Record set section start

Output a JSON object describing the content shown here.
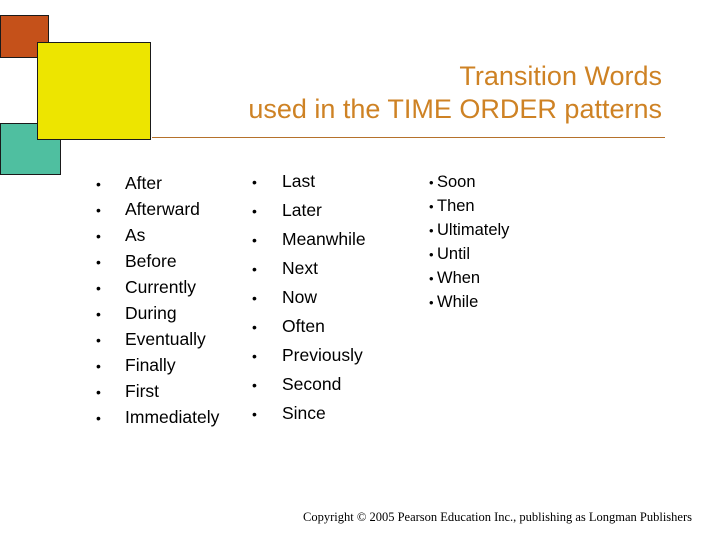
{
  "slide": {
    "title_lines": [
      "Transition Words",
      "used in the TIME ORDER patterns"
    ],
    "title_color": "#CE8224",
    "rule_color": "#B5712B",
    "background_color": "#FFFFFF",
    "decorations": [
      {
        "name": "orange-square",
        "color": "#C5511A"
      },
      {
        "name": "yellow-square",
        "color": "#EDE500"
      },
      {
        "name": "teal-square",
        "color": "#4FBFA0"
      }
    ],
    "columns": [
      {
        "name": "column-one",
        "bullet_glyph": "•",
        "items": [
          "After",
          "Afterward",
          "As",
          "Before",
          "Currently",
          "During",
          "Eventually",
          "Finally",
          "First",
          "Immediately"
        ]
      },
      {
        "name": "column-two",
        "bullet_glyph": "•",
        "items": [
          "Last",
          "Later",
          "Meanwhile",
          "Next",
          "Now",
          "Often",
          "Previously",
          "Second",
          "Since"
        ]
      },
      {
        "name": "column-three",
        "bullet_glyph": "•",
        "items": [
          "Soon",
          "Then",
          "Ultimately",
          "Until",
          "When",
          "While"
        ]
      }
    ],
    "copyright": "Copyright © 2005 Pearson Education Inc., publishing as Longman Publishers"
  }
}
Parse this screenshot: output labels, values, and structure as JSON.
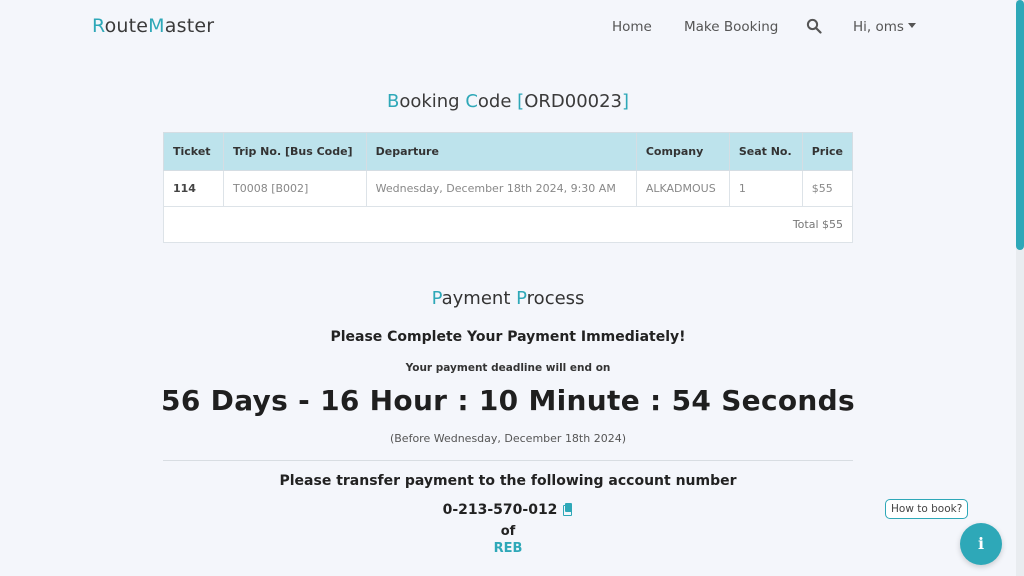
{
  "brand": {
    "first_letter": "R",
    "first_rest": "oute",
    "second_letter": "M",
    "second_rest": "aster"
  },
  "nav": {
    "home": "Home",
    "make_booking": "Make Booking",
    "user_menu": "Hi, oms"
  },
  "booking": {
    "title_b": "B",
    "title_ooking": "ooking",
    "title_c": "C",
    "title_ode": "ode",
    "code": "ORD00023",
    "columns": [
      "Ticket",
      "Trip No. [Bus Code]",
      "Departure",
      "Company",
      "Seat No.",
      "Price"
    ],
    "rows": [
      {
        "ticket": "114",
        "trip": "T0008 [B002]",
        "departure": "Wednesday, December 18th 2024, 9:30 AM",
        "company": "ALKADMOUS",
        "seat": "1",
        "price": "$55"
      }
    ],
    "total": "Total $55"
  },
  "payment": {
    "title_p1": "P",
    "title_ayment": "ayment",
    "title_p2": "P",
    "title_rocess": "rocess",
    "urgent": "Please Complete Your Payment Immediately!",
    "deadline_label": "Your payment deadline will end on",
    "countdown": "56 Days - 16 Hour : 10 Minute : 54 Seconds",
    "before": "(Before Wednesday, December 18th 2024)",
    "transfer": "Please transfer payment to the following account number",
    "account": "0-213-570-012",
    "of": "of",
    "bank": "REB"
  },
  "help": {
    "how_to_book": "How to book?",
    "info_glyph": "i"
  },
  "colors": {
    "accent": "#2ea8b8",
    "table_header": "#bde3ec",
    "background": "#f4f6fb"
  },
  "icons": {
    "search": "search-icon",
    "copy": "copy-icon",
    "info": "info-icon",
    "caret": "chevron-down-icon"
  }
}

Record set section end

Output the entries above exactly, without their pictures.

Output a JSON object describing the content shown here.
{
  "slide": {
    "title_lines": [
      "Transition Words",
      "used in the TIME ORDER patterns"
    ],
    "title_color": "#CE8224",
    "rule_color": "#B5712B",
    "background_color": "#FFFFFF",
    "decorations": [
      {
        "name": "orange-square",
        "color": "#C5511A"
      },
      {
        "name": "yellow-square",
        "color": "#EDE500"
      },
      {
        "name": "teal-square",
        "color": "#4FBFA0"
      }
    ],
    "columns": [
      {
        "name": "column-one",
        "bullet_glyph": "•",
        "items": [
          "After",
          "Afterward",
          "As",
          "Before",
          "Currently",
          "During",
          "Eventually",
          "Finally",
          "First",
          "Immediately"
        ]
      },
      {
        "name": "column-two",
        "bullet_glyph": "•",
        "items": [
          "Last",
          "Later",
          "Meanwhile",
          "Next",
          "Now",
          "Often",
          "Previously",
          "Second",
          "Since"
        ]
      },
      {
        "name": "column-three",
        "bullet_glyph": "•",
        "items": [
          "Soon",
          "Then",
          "Ultimately",
          "Until",
          "When",
          "While"
        ]
      }
    ],
    "copyright": "Copyright © 2005 Pearson Education Inc., publishing as Longman Publishers"
  }
}
Parse this screenshot: output labels, values, and structure as JSON.
{
  "brand": {
    "first_letter": "R",
    "first_rest": "oute",
    "second_letter": "M",
    "second_rest": "aster"
  },
  "nav": {
    "home": "Home",
    "make_booking": "Make Booking",
    "user_menu": "Hi, oms"
  },
  "booking": {
    "title_b": "B",
    "title_ooking": "ooking",
    "title_c": "C",
    "title_ode": "ode",
    "code": "ORD00023",
    "columns": [
      "Ticket",
      "Trip No. [Bus Code]",
      "Departure",
      "Company",
      "Seat No.",
      "Price"
    ],
    "rows": [
      {
        "ticket": "114",
        "trip": "T0008 [B002]",
        "departure": "Wednesday, December 18th 2024, 9:30 AM",
        "company": "ALKADMOUS",
        "seat": "1",
        "price": "$55"
      }
    ],
    "total": "Total $55"
  },
  "payment": {
    "title_p1": "P",
    "title_ayment": "ayment",
    "title_p2": "P",
    "title_rocess": "rocess",
    "urgent": "Please Complete Your Payment Immediately!",
    "deadline_label": "Your payment deadline will end on",
    "countdown": "56 Days - 16 Hour : 10 Minute : 54 Seconds",
    "before": "(Before Wednesday, December 18th 2024)",
    "transfer": "Please transfer payment to the following account number",
    "account": "0-213-570-012",
    "of": "of",
    "bank": "REB"
  },
  "help": {
    "how_to_book": "How to book?",
    "info_glyph": "i"
  },
  "colors": {
    "accent": "#2ea8b8",
    "table_header": "#bde3ec",
    "background": "#f4f6fb"
  },
  "icons": {
    "search": "search-icon",
    "copy": "copy-icon",
    "info": "info-icon",
    "caret": "chevron-down-icon"
  }
}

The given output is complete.